Flat Ridge 2, the largest wind farm to be built in Kansas, was set to begin operation at the end of 2012. The project has 274 wind turbines, each generating 1.6 megawatts of electricity that’s enough to power 160,000 homes.
“Besides being the largest wind farm in Kansas, the $800 million project is the largest ever to be built all at once, instead of in phases.”
Wind energy has been bolstered by requirements in Kansas and Missouri, that electric utilities use renewable energy to meet part of electricity demand. “Wind energy has been boosted by the Production Tax Credit, which is used to reduce the price of electricity produced to help make it more competitive.”
Kansas has been ranked the second best in the U.S. in wind resources.
Source: Kansas City Star
Wind energy production is sure to continue its growth, at least for one more year.
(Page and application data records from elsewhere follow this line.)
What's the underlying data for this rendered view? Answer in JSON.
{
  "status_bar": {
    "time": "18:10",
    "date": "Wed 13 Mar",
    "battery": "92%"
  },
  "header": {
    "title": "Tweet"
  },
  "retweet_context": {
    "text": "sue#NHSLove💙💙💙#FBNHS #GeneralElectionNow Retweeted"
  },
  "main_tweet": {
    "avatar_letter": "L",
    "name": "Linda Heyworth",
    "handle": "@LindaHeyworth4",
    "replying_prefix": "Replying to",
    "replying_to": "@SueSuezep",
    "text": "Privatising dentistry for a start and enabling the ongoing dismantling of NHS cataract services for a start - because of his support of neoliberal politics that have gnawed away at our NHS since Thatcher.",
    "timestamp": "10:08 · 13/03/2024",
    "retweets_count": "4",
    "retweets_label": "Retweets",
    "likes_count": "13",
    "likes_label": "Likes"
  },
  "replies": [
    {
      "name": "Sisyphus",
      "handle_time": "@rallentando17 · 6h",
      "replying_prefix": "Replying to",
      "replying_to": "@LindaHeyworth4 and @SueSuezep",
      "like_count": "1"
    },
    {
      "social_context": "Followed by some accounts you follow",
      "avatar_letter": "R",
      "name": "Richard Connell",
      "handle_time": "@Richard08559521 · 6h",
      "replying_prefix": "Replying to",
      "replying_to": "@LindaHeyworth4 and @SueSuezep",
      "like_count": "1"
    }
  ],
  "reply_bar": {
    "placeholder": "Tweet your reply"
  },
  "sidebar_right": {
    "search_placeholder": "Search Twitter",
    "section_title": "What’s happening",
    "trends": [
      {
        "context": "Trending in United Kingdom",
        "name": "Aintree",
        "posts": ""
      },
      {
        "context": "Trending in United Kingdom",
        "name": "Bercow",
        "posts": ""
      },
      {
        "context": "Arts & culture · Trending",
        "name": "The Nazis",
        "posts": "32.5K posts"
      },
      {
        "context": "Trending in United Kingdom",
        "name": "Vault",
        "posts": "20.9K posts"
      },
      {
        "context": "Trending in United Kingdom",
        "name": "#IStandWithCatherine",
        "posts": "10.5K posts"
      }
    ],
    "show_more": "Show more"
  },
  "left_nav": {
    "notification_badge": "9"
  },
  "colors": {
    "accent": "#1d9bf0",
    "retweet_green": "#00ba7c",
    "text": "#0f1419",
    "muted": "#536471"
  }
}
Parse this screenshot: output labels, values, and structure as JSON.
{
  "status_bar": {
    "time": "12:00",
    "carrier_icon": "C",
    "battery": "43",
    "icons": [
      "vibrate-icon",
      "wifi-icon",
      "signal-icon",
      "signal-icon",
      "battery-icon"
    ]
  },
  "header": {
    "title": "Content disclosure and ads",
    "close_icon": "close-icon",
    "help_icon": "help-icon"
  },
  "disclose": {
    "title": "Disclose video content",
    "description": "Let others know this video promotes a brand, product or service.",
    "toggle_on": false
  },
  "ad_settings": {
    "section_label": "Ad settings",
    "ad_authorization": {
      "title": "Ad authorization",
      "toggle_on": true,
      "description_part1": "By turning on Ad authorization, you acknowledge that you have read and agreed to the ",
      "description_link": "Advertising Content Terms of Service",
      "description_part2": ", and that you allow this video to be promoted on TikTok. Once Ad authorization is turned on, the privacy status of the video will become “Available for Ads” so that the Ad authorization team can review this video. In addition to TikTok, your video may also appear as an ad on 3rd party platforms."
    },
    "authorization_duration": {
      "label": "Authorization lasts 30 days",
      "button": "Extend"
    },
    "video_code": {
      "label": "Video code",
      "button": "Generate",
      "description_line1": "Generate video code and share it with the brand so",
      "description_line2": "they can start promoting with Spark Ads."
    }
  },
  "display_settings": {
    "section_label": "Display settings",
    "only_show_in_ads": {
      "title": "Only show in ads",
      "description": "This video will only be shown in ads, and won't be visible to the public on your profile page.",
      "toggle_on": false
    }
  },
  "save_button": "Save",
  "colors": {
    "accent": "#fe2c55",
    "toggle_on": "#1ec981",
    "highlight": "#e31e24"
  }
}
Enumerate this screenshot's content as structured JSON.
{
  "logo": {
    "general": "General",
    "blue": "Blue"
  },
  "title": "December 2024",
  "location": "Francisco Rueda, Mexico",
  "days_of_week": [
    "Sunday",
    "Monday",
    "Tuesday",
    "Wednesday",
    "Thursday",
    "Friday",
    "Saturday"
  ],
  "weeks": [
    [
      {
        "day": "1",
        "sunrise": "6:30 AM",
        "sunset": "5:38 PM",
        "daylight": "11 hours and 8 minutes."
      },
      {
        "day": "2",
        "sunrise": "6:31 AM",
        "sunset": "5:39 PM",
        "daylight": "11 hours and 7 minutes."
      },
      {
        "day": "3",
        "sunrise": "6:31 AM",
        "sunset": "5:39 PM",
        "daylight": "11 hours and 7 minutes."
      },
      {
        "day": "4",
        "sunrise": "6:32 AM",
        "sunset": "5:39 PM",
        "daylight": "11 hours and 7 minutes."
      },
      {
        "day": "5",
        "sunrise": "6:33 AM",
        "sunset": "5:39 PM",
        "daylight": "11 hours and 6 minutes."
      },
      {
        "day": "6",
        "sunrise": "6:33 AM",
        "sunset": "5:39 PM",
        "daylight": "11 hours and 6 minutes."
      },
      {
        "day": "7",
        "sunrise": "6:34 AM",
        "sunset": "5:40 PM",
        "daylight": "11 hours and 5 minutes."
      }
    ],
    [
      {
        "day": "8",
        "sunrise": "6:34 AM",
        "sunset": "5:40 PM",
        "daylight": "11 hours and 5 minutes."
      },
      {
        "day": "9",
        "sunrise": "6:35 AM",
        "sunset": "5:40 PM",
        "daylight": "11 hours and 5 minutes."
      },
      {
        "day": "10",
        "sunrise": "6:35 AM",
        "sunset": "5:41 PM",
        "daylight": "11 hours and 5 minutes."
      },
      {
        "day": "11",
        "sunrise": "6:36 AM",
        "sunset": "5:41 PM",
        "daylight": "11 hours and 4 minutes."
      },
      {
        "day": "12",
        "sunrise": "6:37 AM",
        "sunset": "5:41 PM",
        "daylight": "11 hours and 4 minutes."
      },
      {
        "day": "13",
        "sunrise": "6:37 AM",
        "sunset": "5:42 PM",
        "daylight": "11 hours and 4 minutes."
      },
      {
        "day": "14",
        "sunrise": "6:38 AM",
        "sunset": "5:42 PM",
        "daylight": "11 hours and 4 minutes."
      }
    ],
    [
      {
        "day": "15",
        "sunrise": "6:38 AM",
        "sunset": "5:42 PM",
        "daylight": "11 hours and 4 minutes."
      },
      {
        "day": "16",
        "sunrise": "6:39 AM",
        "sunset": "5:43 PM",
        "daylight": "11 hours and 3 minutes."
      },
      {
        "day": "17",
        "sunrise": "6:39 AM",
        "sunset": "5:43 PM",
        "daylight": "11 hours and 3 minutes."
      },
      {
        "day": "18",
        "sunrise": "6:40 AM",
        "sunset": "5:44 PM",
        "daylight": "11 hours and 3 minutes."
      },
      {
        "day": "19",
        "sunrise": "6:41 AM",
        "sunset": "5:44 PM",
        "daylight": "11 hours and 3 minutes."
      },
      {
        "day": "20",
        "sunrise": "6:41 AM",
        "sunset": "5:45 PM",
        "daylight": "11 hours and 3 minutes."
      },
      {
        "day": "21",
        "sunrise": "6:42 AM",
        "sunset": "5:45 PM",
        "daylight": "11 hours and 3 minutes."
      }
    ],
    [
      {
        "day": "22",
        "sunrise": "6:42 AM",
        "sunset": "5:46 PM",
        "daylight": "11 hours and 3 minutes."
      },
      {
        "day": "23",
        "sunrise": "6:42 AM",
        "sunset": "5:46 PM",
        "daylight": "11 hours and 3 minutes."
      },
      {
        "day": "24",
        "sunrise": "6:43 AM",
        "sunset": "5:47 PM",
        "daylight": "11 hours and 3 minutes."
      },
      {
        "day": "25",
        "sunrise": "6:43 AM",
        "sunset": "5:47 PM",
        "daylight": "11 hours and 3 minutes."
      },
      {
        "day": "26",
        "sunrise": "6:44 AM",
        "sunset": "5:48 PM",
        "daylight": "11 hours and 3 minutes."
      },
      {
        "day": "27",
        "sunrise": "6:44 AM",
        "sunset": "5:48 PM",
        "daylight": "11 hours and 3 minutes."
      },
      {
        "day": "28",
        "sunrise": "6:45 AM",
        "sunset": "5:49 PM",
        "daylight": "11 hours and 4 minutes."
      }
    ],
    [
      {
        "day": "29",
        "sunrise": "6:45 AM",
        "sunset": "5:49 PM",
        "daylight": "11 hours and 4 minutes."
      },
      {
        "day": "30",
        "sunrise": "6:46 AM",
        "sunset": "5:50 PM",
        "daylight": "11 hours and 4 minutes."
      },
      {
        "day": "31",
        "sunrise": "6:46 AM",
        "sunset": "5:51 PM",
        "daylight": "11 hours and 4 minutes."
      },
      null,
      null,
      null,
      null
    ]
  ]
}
The production tax credit for wind energy was given a one-year extension, which energy analysts and economic-development officials believe will help the renewable energy industry.
“Though good for only one year, the extension contains wording that applies the credit to wind farms that are ‘under construction’ by next December 31.”
The extension can give companies up to an additional 24 months to complete their wind projects. Without the extension, the wind market was expected to decline by more than 50 percent in 2013.
Source: Daily Camera
Researchers found that wind energy could power civilization 100 times over, but is it possible?
Can wind power ever meet the world’s energy needs? A study published this week in Nature Climate Change sought to find the answer to that question.
Right now wind power supplies about 4 percent of electric power in the U.S. but the study found that if we harnessed all the untapped wind, we would have enough to power the world. In fact, the study found that there’s enough wind potential to “power human civilization 100 times over.”
But the authors acknowledged the limitations of the study saying, “We were looking at the geophysical limits of what the Earth could handle. We didn’t necessarily restrict our study to what was feasible,” said Kate Marvel, a researcher at Lawrence Livermore National Laboratory.
If it were feasible, there would be a dramatic increase in turbines, and would require increasing power transmission lines. It’s certainly not a small undertaking, but wind power is rapidly becoming a common source of energy, especially in the Midwest.
In fact, in 2008, the U.S. Department of Energy released a comprehensive report “estimating that wind power could provide, at most, 20 percent of U.S. electricity by 2030.”
Source: Washington Post